4. Move All Seattle Sustainably, a new coalition made up of transit, bike, and pedestrian advocates—including the Cascade Bicycle Club, Seattle Neighborhood Greenways, and the Transit Riders Union—is demanding that Mayor Jenny Durkan take concrete actions before the end of 2018 to prioritize transit, biking, and walking during the upcoming “period of maximum constraint,” when construction projects and the closure of the Alaskan Way Viaduct are expected to create gridlock downtown. The coalition’s list of priorities includes completing the stalled Basic Bike Network downtown; implementing transit speed and reliability improvements (like bus bulbs, longer hours for bus-only lanes, and queue jumps) on 20 transit corridors across the city; and keeping sidewalks open for pedestrians during construction.

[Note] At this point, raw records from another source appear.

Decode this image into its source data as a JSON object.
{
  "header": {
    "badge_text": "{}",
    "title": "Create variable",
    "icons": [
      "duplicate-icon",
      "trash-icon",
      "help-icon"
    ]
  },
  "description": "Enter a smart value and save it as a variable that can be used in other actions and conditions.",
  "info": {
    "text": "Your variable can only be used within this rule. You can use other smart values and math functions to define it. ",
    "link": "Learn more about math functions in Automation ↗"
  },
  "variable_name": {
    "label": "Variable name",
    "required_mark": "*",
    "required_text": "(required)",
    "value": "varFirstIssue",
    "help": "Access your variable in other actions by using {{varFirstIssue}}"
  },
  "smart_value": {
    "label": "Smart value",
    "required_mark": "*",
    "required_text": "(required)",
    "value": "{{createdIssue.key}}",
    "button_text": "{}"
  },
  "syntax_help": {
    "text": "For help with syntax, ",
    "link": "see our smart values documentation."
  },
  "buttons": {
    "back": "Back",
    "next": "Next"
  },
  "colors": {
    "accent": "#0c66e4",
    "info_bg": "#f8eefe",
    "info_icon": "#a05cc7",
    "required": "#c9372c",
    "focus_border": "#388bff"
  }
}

In recent weeks, advocates have expressed concern that Mayor Jenny Durkan’s office is shutting members of Cascade and Seattle Neighborhood Greenways out of positions on advisory groups like the Seattle Bike Advisory board, whose former chair, Cascade board member Casey Gifford, was abruptly replaced by Durkan last month.  The mayor’s office denies this (in an email to a group of advocates late last month, deputy mayor Shefali Ranganathan said there was “no truth” to the rumor and asked for help in “quashing” it) and notes that Cascade director Richard Smith was on the committee that is helping to select the new Seattle Department of Transportation director. In any case, it’s clear that the transit, bike, and environmental activists on the coalition don’t see eye to eye with the mayor’s office on transportation. On the new MASS website, the group declares the city “off track” and unprepared not only for the upcoming traffic crunch, but “to achieve Vision Zero”—the goal of reducing the number of deaths and serious injuries from traffic violence to zero— “or even Seattle’s insufficient Climate Action Plan.”